• _Exercise prompt_: Copy out the whole listing exactly as given. Skip the pictures.
- Opening Delimiter -
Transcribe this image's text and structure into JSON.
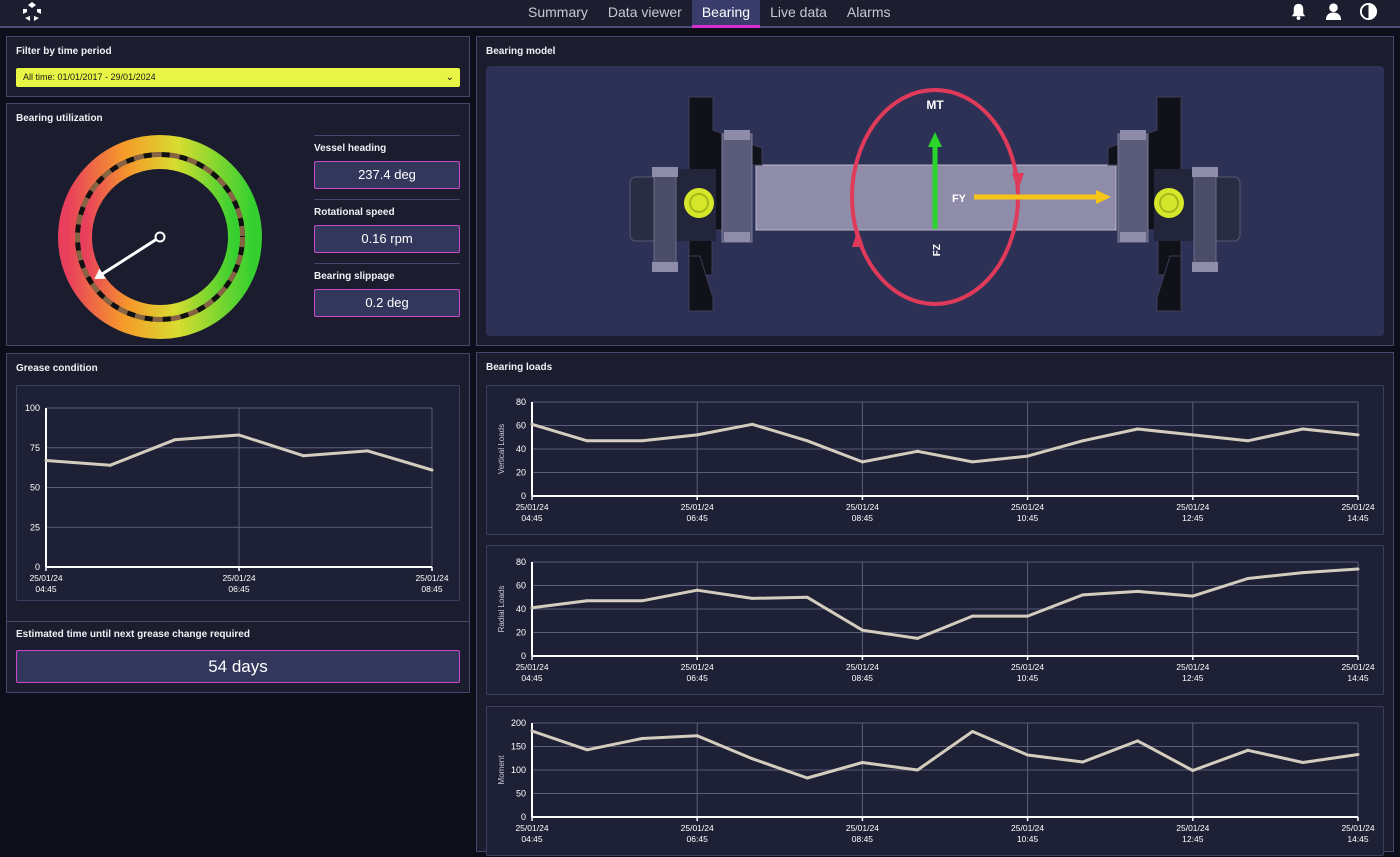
{
  "nav": {
    "tabs": [
      "Summary",
      "Data viewer",
      "Bearing",
      "Live data",
      "Alarms"
    ],
    "active_index": 2
  },
  "icons": {
    "logo": "logo-icon",
    "bell": "bell-icon",
    "user": "user-icon",
    "theme": "contrast-icon"
  },
  "filter": {
    "title": "Filter by time period",
    "value": "All time: 01/01/2017 - 29/01/2024"
  },
  "utilization": {
    "title": "Bearing utilization",
    "metrics": [
      {
        "label": "Vessel heading",
        "value": "237.4 deg"
      },
      {
        "label": "Rotational speed",
        "value": "0.16 rpm"
      },
      {
        "label": "Bearing slippage",
        "value": "0.2 deg"
      }
    ],
    "needle_heading_deg": 237.4
  },
  "model": {
    "title": "Bearing model",
    "labels": {
      "mt": "MT",
      "fy": "FY",
      "fz": "FZ"
    }
  },
  "grease": {
    "title": "Grease condition",
    "estimate_label": "Estimated time until next grease change required",
    "estimate_value": "54 days"
  },
  "loads": {
    "title": "Bearing loads"
  },
  "colors": {
    "accent": "#d52fd4",
    "select": "#e8f545",
    "line": "#d4cdbe",
    "green": "#2bd42b",
    "yellow": "#f5c518",
    "red": "#e03a5a"
  },
  "chart_data": [
    {
      "id": "grease",
      "type": "line",
      "x": [
        "25/01/24 04:45",
        "",
        "",
        "",
        "",
        "25/01/24 06:45",
        "",
        "",
        "",
        "",
        "25/01/24 08:45"
      ],
      "xticks": [
        0,
        5,
        10
      ],
      "values": [
        67,
        64,
        80,
        83,
        70,
        73,
        61
      ],
      "ylabel": "",
      "ylim": [
        0,
        100
      ],
      "yticks": [
        0,
        25,
        50,
        75,
        100
      ],
      "xtick_labels": [
        [
          "25/01/24",
          "04:45"
        ],
        [
          "25/01/24",
          "06:45"
        ],
        [
          "25/01/24",
          "08:45"
        ]
      ]
    },
    {
      "id": "vertical",
      "type": "line",
      "values": [
        61,
        47,
        47,
        52,
        61,
        47,
        29,
        38,
        29,
        34,
        47,
        57,
        52,
        47,
        57,
        52
      ],
      "ylabel": "Vertical Loads",
      "ylim": [
        0,
        80
      ],
      "yticks": [
        0,
        20,
        40,
        60,
        80
      ],
      "xtick_labels": [
        [
          "25/01/24",
          "04:45"
        ],
        [
          "25/01/24",
          "06:45"
        ],
        [
          "25/01/24",
          "08:45"
        ],
        [
          "25/01/24",
          "10:45"
        ],
        [
          "25/01/24",
          "12:45"
        ],
        [
          "25/01/24",
          "14:45"
        ]
      ]
    },
    {
      "id": "radial",
      "type": "line",
      "values": [
        41,
        47,
        47,
        56,
        49,
        50,
        22,
        15,
        34,
        34,
        52,
        55,
        51,
        66,
        71,
        74
      ],
      "ylabel": "Radial Loads",
      "ylim": [
        0,
        80
      ],
      "yticks": [
        0,
        20,
        40,
        60,
        80
      ],
      "xtick_labels": [
        [
          "25/01/24",
          "04:45"
        ],
        [
          "25/01/24",
          "06:45"
        ],
        [
          "25/01/24",
          "08:45"
        ],
        [
          "25/01/24",
          "10:45"
        ],
        [
          "25/01/24",
          "12:45"
        ],
        [
          "25/01/24",
          "14:45"
        ]
      ]
    },
    {
      "id": "moment",
      "type": "line",
      "values": [
        183,
        143,
        167,
        173,
        124,
        83,
        116,
        100,
        182,
        132,
        117,
        162,
        99,
        142,
        116,
        133
      ],
      "ylabel": "Moment",
      "ylim": [
        0,
        200
      ],
      "yticks": [
        0,
        50,
        100,
        150,
        200
      ],
      "xtick_labels": [
        [
          "25/01/24",
          "04:45"
        ],
        [
          "25/01/24",
          "06:45"
        ],
        [
          "25/01/24",
          "08:45"
        ],
        [
          "25/01/24",
          "10:45"
        ],
        [
          "25/01/24",
          "12:45"
        ],
        [
          "25/01/24",
          "14:45"
        ]
      ]
    }
  ]
}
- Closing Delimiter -
• _Result of this exercise_:
Transcribe this image's text and structure into JSON.
{
  "nav": {
    "tabs": [
      "Summary",
      "Data viewer",
      "Bearing",
      "Live data",
      "Alarms"
    ],
    "active_index": 2
  },
  "icons": {
    "logo": "logo-icon",
    "bell": "bell-icon",
    "user": "user-icon",
    "theme": "contrast-icon"
  },
  "filter": {
    "title": "Filter by time period",
    "value": "All time: 01/01/2017 - 29/01/2024"
  },
  "utilization": {
    "title": "Bearing utilization",
    "metrics": [
      {
        "label": "Vessel heading",
        "value": "237.4 deg"
      },
      {
        "label": "Rotational speed",
        "value": "0.16 rpm"
      },
      {
        "label": "Bearing slippage",
        "value": "0.2 deg"
      }
    ],
    "needle_heading_deg": 237.4
  },
  "model": {
    "title": "Bearing model",
    "labels": {
      "mt": "MT",
      "fy": "FY",
      "fz": "FZ"
    }
  },
  "grease": {
    "title": "Grease condition",
    "estimate_label": "Estimated time until next grease change required",
    "estimate_value": "54 days"
  },
  "loads": {
    "title": "Bearing loads"
  },
  "colors": {
    "accent": "#d52fd4",
    "select": "#e8f545",
    "line": "#d4cdbe",
    "green": "#2bd42b",
    "yellow": "#f5c518",
    "red": "#e03a5a"
  },
  "chart_data": [
    {
      "id": "grease",
      "type": "line",
      "x": [
        "25/01/24 04:45",
        "",
        "",
        "",
        "",
        "25/01/24 06:45",
        "",
        "",
        "",
        "",
        "25/01/24 08:45"
      ],
      "xticks": [
        0,
        5,
        10
      ],
      "values": [
        67,
        64,
        80,
        83,
        70,
        73,
        61
      ],
      "ylabel": "",
      "ylim": [
        0,
        100
      ],
      "yticks": [
        0,
        25,
        50,
        75,
        100
      ],
      "xtick_labels": [
        [
          "25/01/24",
          "04:45"
        ],
        [
          "25/01/24",
          "06:45"
        ],
        [
          "25/01/24",
          "08:45"
        ]
      ]
    },
    {
      "id": "vertical",
      "type": "line",
      "values": [
        61,
        47,
        47,
        52,
        61,
        47,
        29,
        38,
        29,
        34,
        47,
        57,
        52,
        47,
        57,
        52
      ],
      "ylabel": "Vertical Loads",
      "ylim": [
        0,
        80
      ],
      "yticks": [
        0,
        20,
        40,
        60,
        80
      ],
      "xtick_labels": [
        [
          "25/01/24",
          "04:45"
        ],
        [
          "25/01/24",
          "06:45"
        ],
        [
          "25/01/24",
          "08:45"
        ],
        [
          "25/01/24",
          "10:45"
        ],
        [
          "25/01/24",
          "12:45"
        ],
        [
          "25/01/24",
          "14:45"
        ]
      ]
    },
    {
      "id": "radial",
      "type": "line",
      "values": [
        41,
        47,
        47,
        56,
        49,
        50,
        22,
        15,
        34,
        34,
        52,
        55,
        51,
        66,
        71,
        74
      ],
      "ylabel": "Radial Loads",
      "ylim": [
        0,
        80
      ],
      "yticks": [
        0,
        20,
        40,
        60,
        80
      ],
      "xtick_labels": [
        [
          "25/01/24",
          "04:45"
        ],
        [
          "25/01/24",
          "06:45"
        ],
        [
          "25/01/24",
          "08:45"
        ],
        [
          "25/01/24",
          "10:45"
        ],
        [
          "25/01/24",
          "12:45"
        ],
        [
          "25/01/24",
          "14:45"
        ]
      ]
    },
    {
      "id": "moment",
      "type": "line",
      "values": [
        183,
        143,
        167,
        173,
        124,
        83,
        116,
        100,
        182,
        132,
        117,
        162,
        99,
        142,
        116,
        133
      ],
      "ylabel": "Moment",
      "ylim": [
        0,
        200
      ],
      "yticks": [
        0,
        50,
        100,
        150,
        200
      ],
      "xtick_labels": [
        [
          "25/01/24",
          "04:45"
        ],
        [
          "25/01/24",
          "06:45"
        ],
        [
          "25/01/24",
          "08:45"
        ],
        [
          "25/01/24",
          "10:45"
        ],
        [
          "25/01/24",
          "12:45"
        ],
        [
          "25/01/24",
          "14:45"
        ]
      ]
    }
  ]
}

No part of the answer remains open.